In order to control the cellular environment, membranes are used to surround cells and to form internal compartments. Traffic across these membrane is mediated by a wide variety of embedded protein molecules. Our goal is to gain insight into the mechanisms by which ions are transported across these membranes. Specifically, our work addresses two model bacterial systems that are highly amenable to structural and biochemical analyses. Overarching questions include how changes in the molecular structure are used to carry ions across the otherwise impermeable barrier and how these structural changes are driven by diverse energy sources such as ATP and the proton motive force. The first model system is an ATP-driven potassium pump called KdpFABC that is responsible for the stress response to potassium deficiency. The second model system is a zinc transporter called YiiP that uses the proton-motive force to maintain zinc homeostasis. We use biochemical and biophysical methods to characterize the functional consequences of selected mutations and use X-ray crystallography and cryo-electron microscopy to reveal structural changes related to the transport mechanism.
David trained in biophysics and electron microscopy with undergraduate studies at U.C. Berkeley, graduate studies at Brandeis University and postdoctoral work in the United Kingdom. He uses these tools to study how molecular machines function. After early interests in actin assemblies, he became interested in membrane transporters, including the family of pumps discovered by Jens Skou at Aarhus University. David started his academic career at the University of Virginia and has been at New York University since 1995.
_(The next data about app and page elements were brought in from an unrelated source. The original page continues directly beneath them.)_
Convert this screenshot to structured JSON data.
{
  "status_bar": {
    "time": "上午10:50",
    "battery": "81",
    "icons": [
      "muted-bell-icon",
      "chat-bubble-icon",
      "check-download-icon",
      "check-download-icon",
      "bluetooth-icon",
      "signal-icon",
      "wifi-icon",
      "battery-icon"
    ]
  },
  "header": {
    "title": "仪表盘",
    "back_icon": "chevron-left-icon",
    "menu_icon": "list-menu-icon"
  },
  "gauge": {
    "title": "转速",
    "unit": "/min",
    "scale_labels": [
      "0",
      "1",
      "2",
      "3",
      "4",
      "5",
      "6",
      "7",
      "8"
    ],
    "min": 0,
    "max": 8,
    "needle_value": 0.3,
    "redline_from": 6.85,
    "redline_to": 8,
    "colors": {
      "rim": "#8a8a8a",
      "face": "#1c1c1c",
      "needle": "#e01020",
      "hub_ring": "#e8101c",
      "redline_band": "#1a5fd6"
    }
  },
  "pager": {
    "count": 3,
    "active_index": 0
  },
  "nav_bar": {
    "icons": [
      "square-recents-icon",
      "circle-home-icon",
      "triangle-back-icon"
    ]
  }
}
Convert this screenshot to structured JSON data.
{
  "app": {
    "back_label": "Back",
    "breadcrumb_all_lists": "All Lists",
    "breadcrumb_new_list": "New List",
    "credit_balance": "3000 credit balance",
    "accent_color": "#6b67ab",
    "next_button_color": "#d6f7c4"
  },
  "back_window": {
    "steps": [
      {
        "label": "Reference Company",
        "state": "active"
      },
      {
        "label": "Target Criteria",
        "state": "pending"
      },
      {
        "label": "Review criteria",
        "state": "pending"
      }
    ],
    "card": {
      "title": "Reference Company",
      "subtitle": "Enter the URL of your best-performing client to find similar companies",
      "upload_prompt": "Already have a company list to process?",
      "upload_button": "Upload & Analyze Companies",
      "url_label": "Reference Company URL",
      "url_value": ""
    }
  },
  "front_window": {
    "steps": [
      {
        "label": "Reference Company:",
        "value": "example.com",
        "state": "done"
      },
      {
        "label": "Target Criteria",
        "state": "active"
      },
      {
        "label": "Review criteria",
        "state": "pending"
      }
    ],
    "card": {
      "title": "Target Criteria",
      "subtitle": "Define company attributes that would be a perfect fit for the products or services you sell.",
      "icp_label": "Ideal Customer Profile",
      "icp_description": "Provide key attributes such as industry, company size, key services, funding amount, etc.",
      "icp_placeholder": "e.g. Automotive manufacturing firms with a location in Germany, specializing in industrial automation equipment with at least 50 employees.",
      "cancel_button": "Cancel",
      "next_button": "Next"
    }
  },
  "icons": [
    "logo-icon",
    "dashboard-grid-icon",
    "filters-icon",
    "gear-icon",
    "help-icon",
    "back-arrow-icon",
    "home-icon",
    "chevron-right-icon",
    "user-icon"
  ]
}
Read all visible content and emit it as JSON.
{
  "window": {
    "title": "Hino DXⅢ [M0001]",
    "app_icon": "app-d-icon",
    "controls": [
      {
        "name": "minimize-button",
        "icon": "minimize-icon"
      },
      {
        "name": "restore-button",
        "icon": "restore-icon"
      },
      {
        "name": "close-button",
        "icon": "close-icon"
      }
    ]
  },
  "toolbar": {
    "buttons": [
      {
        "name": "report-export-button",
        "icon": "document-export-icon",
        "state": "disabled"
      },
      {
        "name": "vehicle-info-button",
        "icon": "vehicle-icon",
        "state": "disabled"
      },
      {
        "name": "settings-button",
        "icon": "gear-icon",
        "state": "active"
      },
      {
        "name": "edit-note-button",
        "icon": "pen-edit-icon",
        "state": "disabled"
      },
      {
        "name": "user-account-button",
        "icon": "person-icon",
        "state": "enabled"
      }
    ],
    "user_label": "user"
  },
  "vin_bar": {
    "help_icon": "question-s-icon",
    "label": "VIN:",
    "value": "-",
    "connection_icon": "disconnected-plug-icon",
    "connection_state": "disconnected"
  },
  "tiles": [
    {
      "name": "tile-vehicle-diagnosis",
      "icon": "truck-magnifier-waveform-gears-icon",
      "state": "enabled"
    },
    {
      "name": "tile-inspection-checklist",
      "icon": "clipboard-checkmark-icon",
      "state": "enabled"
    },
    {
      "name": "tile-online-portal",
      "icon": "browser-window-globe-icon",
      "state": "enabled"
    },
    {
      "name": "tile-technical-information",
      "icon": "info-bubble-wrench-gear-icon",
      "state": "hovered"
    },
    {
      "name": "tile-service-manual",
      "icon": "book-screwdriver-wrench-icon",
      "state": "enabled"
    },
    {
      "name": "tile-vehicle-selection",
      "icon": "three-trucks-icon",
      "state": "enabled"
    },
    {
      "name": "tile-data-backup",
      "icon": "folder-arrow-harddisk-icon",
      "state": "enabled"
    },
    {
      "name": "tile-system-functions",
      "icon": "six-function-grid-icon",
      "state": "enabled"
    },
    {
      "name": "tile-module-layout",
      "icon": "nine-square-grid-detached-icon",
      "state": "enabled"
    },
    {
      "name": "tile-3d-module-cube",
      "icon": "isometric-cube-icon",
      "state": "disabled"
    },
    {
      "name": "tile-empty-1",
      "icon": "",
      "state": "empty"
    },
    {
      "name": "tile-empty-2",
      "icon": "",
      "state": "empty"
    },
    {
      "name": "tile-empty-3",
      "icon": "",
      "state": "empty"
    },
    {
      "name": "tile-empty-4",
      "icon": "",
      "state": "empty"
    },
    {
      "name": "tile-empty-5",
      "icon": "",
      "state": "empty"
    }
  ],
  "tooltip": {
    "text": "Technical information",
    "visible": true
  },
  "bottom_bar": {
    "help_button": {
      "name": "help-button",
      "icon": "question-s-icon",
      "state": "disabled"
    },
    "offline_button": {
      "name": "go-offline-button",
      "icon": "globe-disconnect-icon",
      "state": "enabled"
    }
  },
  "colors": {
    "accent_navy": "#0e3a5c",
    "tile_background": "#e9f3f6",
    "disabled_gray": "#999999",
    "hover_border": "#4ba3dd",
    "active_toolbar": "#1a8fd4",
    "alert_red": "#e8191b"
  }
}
Molecular Mechanisms of Ion Transport across Biological Membranes
Area of research:
Biophysics, Structural Biology
1 February 2021 - 31 July 2021